In 2006, Boym's media art exhibit opened in Factory Rog Art Space in Ljubljana during the City of Women Festival. She also curated the exhibit "Territories of Terror: Memories and Mythologies of Gulag in Contemporary Russian-American Art" at Boston's University Art Gallery.[8]


Boym died on August 5, 2015, aged 56, in Boston, Massachusetts, following a year-long battle with cancer.[5]

Selected bibliography[edit]

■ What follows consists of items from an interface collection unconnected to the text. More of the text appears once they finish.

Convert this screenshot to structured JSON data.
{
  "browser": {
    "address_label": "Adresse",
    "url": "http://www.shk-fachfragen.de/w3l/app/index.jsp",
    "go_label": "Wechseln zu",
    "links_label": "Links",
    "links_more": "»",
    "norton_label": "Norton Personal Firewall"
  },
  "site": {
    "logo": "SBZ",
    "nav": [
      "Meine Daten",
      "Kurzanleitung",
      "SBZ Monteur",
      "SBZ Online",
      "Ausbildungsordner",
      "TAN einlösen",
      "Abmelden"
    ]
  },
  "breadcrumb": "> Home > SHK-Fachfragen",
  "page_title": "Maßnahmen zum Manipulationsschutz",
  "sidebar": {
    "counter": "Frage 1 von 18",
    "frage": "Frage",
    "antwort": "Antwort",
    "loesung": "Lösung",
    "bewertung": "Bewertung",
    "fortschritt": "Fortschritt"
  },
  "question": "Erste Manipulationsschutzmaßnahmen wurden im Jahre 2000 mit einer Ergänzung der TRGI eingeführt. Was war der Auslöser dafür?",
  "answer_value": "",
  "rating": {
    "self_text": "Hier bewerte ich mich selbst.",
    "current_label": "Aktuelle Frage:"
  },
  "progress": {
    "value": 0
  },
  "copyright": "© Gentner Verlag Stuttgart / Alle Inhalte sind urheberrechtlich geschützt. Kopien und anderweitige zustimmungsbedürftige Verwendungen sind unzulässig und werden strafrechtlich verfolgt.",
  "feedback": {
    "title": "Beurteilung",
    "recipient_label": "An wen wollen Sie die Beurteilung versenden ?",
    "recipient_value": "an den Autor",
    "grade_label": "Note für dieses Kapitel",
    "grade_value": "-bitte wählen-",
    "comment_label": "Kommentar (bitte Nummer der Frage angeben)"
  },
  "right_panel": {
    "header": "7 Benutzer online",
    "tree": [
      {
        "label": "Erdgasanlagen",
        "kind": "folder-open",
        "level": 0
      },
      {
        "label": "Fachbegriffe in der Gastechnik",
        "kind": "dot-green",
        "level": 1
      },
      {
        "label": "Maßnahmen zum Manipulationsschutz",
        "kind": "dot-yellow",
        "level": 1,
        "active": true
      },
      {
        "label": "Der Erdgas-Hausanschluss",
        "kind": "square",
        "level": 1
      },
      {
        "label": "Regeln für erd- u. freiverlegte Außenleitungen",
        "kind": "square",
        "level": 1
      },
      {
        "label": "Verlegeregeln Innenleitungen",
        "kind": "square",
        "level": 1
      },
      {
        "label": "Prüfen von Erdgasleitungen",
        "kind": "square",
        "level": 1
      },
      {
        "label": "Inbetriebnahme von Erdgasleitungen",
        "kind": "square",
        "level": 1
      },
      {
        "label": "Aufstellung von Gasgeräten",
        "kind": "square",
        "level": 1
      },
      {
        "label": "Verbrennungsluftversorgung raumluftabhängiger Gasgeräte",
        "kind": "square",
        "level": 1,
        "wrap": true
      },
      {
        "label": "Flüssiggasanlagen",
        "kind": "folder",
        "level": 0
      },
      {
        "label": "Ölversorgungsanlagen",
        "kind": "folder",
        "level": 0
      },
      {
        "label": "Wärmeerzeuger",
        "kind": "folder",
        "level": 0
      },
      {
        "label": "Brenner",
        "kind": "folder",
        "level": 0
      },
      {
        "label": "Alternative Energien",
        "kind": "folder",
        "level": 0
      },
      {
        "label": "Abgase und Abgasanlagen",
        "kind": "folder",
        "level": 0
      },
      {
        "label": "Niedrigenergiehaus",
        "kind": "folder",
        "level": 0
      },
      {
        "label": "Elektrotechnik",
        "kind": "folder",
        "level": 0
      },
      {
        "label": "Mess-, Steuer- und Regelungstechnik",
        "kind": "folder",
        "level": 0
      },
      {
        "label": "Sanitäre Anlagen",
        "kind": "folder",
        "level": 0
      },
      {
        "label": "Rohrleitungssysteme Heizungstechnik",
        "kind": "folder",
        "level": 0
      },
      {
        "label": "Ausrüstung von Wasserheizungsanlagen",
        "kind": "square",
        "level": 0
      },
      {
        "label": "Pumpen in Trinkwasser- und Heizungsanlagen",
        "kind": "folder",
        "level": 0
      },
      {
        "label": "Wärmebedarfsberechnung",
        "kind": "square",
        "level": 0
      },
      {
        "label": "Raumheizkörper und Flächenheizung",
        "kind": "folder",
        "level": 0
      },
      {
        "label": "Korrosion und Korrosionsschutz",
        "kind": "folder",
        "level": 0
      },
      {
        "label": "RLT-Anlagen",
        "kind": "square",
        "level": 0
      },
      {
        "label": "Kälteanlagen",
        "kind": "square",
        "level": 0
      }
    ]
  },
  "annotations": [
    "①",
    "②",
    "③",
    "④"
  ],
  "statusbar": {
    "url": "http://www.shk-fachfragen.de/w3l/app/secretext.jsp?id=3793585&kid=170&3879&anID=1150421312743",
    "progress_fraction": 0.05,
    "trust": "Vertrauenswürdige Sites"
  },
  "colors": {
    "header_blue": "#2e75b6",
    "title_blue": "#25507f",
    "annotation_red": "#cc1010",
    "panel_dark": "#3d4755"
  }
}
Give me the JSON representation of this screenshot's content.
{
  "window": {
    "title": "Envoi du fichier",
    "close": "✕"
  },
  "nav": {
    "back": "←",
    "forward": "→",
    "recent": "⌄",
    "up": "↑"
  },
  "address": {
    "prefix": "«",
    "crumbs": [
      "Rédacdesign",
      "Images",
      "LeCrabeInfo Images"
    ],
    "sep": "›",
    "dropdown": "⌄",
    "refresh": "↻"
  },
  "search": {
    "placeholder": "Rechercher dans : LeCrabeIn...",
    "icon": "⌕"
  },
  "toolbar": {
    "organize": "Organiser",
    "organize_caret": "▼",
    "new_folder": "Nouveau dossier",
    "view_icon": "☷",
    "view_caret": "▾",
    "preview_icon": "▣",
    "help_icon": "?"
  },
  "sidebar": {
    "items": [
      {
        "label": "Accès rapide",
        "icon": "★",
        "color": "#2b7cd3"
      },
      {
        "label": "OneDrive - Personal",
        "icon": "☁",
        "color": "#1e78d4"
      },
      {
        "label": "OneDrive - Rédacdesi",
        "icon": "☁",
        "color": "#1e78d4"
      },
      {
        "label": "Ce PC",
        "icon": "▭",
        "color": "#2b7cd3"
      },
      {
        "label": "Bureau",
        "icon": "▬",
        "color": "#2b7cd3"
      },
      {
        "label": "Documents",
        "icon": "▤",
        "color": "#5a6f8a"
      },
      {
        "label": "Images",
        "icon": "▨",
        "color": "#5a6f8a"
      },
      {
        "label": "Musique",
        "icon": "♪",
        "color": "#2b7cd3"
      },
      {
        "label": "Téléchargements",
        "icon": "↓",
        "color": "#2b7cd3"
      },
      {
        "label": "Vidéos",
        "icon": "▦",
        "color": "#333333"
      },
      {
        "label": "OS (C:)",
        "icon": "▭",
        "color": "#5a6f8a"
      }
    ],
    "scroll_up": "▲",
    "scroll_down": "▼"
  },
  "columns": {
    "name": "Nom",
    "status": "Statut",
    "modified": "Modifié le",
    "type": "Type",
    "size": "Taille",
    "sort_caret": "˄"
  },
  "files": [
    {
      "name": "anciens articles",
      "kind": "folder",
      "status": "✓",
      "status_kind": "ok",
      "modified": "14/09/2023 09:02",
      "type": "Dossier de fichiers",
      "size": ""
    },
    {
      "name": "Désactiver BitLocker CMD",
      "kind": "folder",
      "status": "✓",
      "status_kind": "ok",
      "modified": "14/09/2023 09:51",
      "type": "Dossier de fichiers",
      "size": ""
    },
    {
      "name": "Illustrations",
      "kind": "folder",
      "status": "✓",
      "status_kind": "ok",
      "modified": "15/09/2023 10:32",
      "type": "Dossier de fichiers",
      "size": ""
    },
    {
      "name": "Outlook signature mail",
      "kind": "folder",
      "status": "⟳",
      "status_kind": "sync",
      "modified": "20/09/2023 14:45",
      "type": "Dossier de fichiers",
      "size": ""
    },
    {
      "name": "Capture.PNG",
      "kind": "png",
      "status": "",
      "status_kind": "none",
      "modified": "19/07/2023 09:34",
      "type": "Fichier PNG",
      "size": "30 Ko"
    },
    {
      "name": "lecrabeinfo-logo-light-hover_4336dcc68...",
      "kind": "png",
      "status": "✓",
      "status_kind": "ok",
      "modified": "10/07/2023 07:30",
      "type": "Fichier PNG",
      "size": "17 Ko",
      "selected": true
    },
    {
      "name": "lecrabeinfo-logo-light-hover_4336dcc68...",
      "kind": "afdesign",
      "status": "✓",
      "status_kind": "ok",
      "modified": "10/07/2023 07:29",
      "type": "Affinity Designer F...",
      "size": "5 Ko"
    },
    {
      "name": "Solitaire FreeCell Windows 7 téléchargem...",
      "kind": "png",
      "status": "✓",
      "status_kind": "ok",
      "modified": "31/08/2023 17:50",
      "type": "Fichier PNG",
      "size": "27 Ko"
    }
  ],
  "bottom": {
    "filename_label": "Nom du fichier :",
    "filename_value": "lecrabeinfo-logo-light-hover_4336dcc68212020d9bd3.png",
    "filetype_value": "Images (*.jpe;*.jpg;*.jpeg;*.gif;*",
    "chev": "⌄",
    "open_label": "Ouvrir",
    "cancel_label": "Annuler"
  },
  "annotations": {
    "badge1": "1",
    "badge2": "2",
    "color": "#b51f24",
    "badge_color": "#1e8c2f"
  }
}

  • Another Freedom: The Alternative History of an Idea (University of Chicago Press, 2010) ISBN 978-0-226-06973-9
  • Ninotchka: A Novel (SUNY Press, 2003)
  • Kosmos: Remembrances of the Future - photographs by Adam Bartos, text by Svetlana Boym (Princeton Architectural Press, 2001)
  • The Future of Nostalgia (Basic Books, 2001)
  • Common Places: Mythologies of Everyday Life in Russia (Harvard University Press, 1994)
  • Death in Quotation Marks: Cultural Myths of the Modern Poet (Harvard University Press, 1991)

Notes and references[edit]

  1. ^
  2. ^ Obituary,; accessed August 8, 2015.
  3. ^ Frank Wilczek. "The Future of Nostalgia". 
  4. ^ "Eurozine - Svetlana Boym". 
  5. ^ a b "In Memoriam: Professor Svetlana Boym". 
  6. ^ Profile,; accessed August 8, 2015.
  7. ^ "Svetlana Boym - Gillette Company Fellow, Class of Fall 2003". American Academy in Berlin. Retrieved March 10, 2012. 
  8. ^ Profile,; accessed August 8, 2015.

External links[edit]